One Foot of Sea Level Rise Coming for US Coasts

One Foot of Sea Level Rise Coming for US Coasts

Over the next 30 years, the US coast will experience a foot of sea level rise on average, according to the latest science from the National Oceanic and Atmospheric Administration (NOAA). Accelerated by climate change, that’s the same amount of rise seen over the previous 100 years. "It's like history is repeating itself, but in fast-forward," William Sweet, the report's co-author and a sea level rise expert with the NOAA, told NPR.

CNN: 'Mind boggling' - See how rising sea levels will affect the coasts, February 17, 2022.

This latest report is the "most concrete and certain sea level projections ever published for the US," NPR wrote in their coverage. The areas expected to see the highest rise include the Gulf Coast, especially from Texas to Mississippi where the fossil fuel extraction industry is collapsing the land, and the mid-Atlantic region around Annapolis, MD and Norfolk, VA.

The Climate Project India: Ocean warming, December 24, 2021.

Why This Matters

Even a few inches of water can cause extensive damage, making roads and sidewalks inaccessible, ruining agricultural crops, and damaging infrastructure. A higher sea level increases the risk of flooding from heavy rains and ups the size of a storm surge during more intense weather like hurricanes. With climate change causing heavier but sporadic rainfalls and intensifying hurricane strength, the water will amplify. While human-built flood walls and dikes and natural barriers like marshes and mangrove forests provide some protection, some places will need to think about retreat.

"The coastline is going to move," Andrea Dutton, a sea level rise researcher at the University of Wisconsin, Madison, told Inside Climate News.

CBS 8 San Diego: Interactive maps show projected sea-level rise across world, November 15, 2021.

Guardian: Climate change is making floods worse - here's how, October 19, 2021.

Coastal Zones Are Industrial Zones

Coastal ecosystems are great at naturally handling changes in water. But only 15.5% of coastal regions worldwide remain "intact," according to a University of Queensland study released last week. The industrialization of the coasts is a double whammy: it removes a layer of protection from rising seas while putting critical infrastructures at risk, including drinking water systems for some cities. And even the systems that are intact are threatened by rising seas -- some research has projected that sea level rise could kill existing mangrove forests.

Other examples include the shoreline of the Brazilian town Atafona, which is among the 4% of global coasts shirking five meters or more each year -- a pattern created in part by human activities like mining and agriculture, which have altered the flow of the town’s river. And the UK's coast is projected to lose 7,000 coastal properties over the next century due to erosion.

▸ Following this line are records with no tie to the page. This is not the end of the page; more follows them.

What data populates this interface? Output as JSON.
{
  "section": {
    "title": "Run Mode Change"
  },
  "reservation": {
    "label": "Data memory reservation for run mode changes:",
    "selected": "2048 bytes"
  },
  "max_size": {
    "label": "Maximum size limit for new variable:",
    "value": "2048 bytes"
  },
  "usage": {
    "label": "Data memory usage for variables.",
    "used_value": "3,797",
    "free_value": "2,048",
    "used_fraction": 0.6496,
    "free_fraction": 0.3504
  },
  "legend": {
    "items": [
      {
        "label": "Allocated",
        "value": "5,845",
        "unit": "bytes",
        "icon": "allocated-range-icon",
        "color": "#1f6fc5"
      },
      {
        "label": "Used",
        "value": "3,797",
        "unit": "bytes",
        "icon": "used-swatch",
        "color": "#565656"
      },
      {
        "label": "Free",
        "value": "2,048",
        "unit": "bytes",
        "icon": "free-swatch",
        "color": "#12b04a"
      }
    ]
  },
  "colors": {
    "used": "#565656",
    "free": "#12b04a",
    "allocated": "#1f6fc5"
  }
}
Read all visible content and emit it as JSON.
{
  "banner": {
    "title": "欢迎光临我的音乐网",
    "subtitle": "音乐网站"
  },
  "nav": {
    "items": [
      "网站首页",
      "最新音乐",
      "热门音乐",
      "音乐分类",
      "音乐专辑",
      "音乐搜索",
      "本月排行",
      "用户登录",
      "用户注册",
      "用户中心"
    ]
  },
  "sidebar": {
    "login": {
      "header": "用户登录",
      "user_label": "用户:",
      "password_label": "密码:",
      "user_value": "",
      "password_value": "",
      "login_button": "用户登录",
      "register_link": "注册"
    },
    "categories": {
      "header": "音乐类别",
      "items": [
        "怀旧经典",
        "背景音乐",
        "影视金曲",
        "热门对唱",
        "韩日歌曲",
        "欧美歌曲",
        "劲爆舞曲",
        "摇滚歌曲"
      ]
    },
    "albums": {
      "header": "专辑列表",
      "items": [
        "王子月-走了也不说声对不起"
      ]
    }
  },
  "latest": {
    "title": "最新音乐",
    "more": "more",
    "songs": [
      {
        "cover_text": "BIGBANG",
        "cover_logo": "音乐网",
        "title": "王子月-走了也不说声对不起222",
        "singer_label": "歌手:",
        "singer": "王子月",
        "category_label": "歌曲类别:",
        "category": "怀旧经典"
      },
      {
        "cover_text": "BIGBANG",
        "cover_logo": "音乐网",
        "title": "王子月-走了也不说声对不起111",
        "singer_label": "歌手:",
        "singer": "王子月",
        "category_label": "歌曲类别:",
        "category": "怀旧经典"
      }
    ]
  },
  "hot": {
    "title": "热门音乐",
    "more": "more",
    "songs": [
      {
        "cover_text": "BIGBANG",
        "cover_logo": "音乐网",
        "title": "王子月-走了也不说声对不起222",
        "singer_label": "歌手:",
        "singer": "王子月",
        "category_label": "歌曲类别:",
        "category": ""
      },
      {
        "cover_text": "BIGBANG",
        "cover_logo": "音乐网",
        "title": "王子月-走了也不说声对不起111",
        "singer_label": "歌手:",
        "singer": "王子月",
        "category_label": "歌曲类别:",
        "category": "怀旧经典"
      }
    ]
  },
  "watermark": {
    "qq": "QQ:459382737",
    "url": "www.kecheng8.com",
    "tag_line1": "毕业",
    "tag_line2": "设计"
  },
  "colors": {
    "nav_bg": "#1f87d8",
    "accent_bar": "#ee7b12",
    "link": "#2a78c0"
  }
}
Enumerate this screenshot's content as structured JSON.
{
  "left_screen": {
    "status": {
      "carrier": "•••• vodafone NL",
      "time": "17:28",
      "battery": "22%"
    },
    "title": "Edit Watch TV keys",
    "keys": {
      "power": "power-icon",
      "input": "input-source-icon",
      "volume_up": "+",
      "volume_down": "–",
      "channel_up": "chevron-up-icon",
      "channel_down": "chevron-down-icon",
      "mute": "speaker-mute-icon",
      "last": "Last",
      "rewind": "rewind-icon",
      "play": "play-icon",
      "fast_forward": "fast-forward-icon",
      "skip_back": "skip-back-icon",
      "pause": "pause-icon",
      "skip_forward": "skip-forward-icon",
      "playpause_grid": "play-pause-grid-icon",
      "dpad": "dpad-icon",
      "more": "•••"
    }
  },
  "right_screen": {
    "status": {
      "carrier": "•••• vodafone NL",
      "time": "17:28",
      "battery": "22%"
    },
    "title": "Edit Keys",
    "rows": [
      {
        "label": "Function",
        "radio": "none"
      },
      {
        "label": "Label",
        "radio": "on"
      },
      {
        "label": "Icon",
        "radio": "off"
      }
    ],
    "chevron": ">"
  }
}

AFP: The Brazil resort town disappearing into the sea, February 14, 2022.

Dig Deeper

The NOAA mapping tool shows how your neighborhood will flood with each foot of sea level rise.

Bloomberg: Sea Levels Are Rising Faster Than Most Pessimistic Forecasts, February 2, 2021.

NOAA: Sea Level Rise Report Release, February 15, 2022.

ITV: UK not prepared for coastal erosion, September 24, 2021.